In the trinity of the major areas of laser buildup welding applications, so-called repair cladding occupies a middle position. It has similarities with both cladding and additive manufacturing, but ultimately represents a process world of its own. Today, in the third part of our series on the different variants of laser buildup welding, we reveal which repair procedures are carried out there and how.
Rollers, gears, drive shafts, tools - sooner or later, metal components that are subjected to heavy loads almost always contain cracks or damaged surfaces and are thus no longer fully operational. However, the end of their lifetime has not necessarily been reached. Instead of replacing the component with a new one, in many cases the more economical as well as faster solution is to aim for repair. The keyword here is repair cladding: cracks or damaged protective layers are being closed or renewed, broken-off parts are being restored, and the component finally regains its full functionality.
In the past, conventional welding processes, which are mostly hand-guided or only partially automated, were common methods for such repair coatings. In these cladding technologies, a metal wire or powder is usually melted onto the workpiece surface using an electric arc, creating the intended repair or protective layer. The disadvantages of these processes are the high heat input: it often causes severe component distortion and a large dilution with the base material, making the process unsuitable for filigree components in particular. Diode laser-based repair cladding is therefore increasingly being used as an alternative. It requires only moderate heat input, produces pore-free coatings and enables fast, efficient and simple repairs, even for filigree components. Here, a range of economical repairs smaller than one millimeter up to large components with repairs of several square meters can be covered, depending on the requirements and the component.

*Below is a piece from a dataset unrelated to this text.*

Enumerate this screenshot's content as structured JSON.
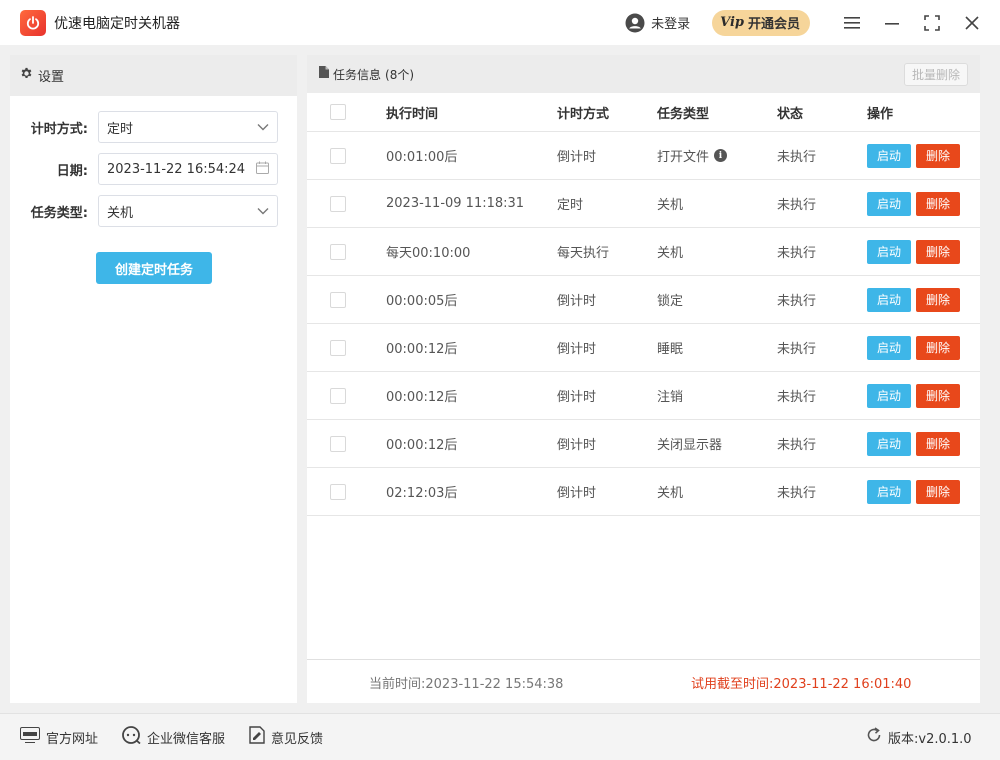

Fundamentally, the laser-based repair process differs slightly from the cladding one (initial coating) and is equally suitable for renewing damaged coatings as well as for closing cracks and repairing defective or faulty molds. For coating repairs, the worn defective material volume is first removed, the surface of the workpiece cleaned and the contour mechanically prepared. The coating material - wire or powder - can then be applied to the component. For this purpose, it is added to the local melt pool on the workpiece surface and melted along with it. In contrast to the application of wear or corrosion protection, however, materials identical to the base material or harder metal are usually used. The result is a new hard-wearing coating that is metallurgically bonded to the component. The thickness of the applied coating can vary depending on the application.
A typical example of such repair coatings can be found in transmission technology: In the past, drive shafts were often provided with a special wear protection coating made of ceramic, which sooner or later showed damage or flaked off. This damage used to be irreparable, which then also meant the end of the shaft's lifetime. Diode laser-based repair cladding has fundamentally changed this situation. After removal of the old ceramic layer, a new wear protection coating is now applied using stainless steel heating wire. This protective coating is far more durable than a ceramic coating and incurs only a quarter of the cost - a very significant advantage in terms of overall cost.
Other prominent examples of economical repairs include molds and tools used in primary forming and casting technology, as well as bearing seats, crankshafts, piston ring grooves, turbine blades and many others.
The repair of cracks or worn out areas basically follows the same pattern - except that here cracks and damaged contours are filled or removed again layer by layer. Thanks to lightweight, compact mobile lasers that are even suitable for use on narrow scaffolds at high altitudes, this process can even be implemented in places that are difficult to access, such as fixed large gear wheels. In all these processes, laser-based repair cladding scores with a near-net-shape restoration of the component geometry and a lower heat input. In addition to that, there is a correspondingly lower thermal load on the component, which hardly causes any distortion. This means that even particularly sensitive components can be processed without any problems. Rework is kept to a minimum.
Relying on diode laser technology for repair cladding pays off in terms of effectiveness and economy as well as quality aspects. The efficiently simple repair of coatings is just as feasible as the closing of cracks or the restoration of broken contours . In this last point, however, repair cladding already overlaps with the third major area of laser buildup welding application: additive manufacturing, often referred to as 3D printing. We will turn our attention to this forward-looking process in the fourth and final part of our series.
Learn more about repair welding.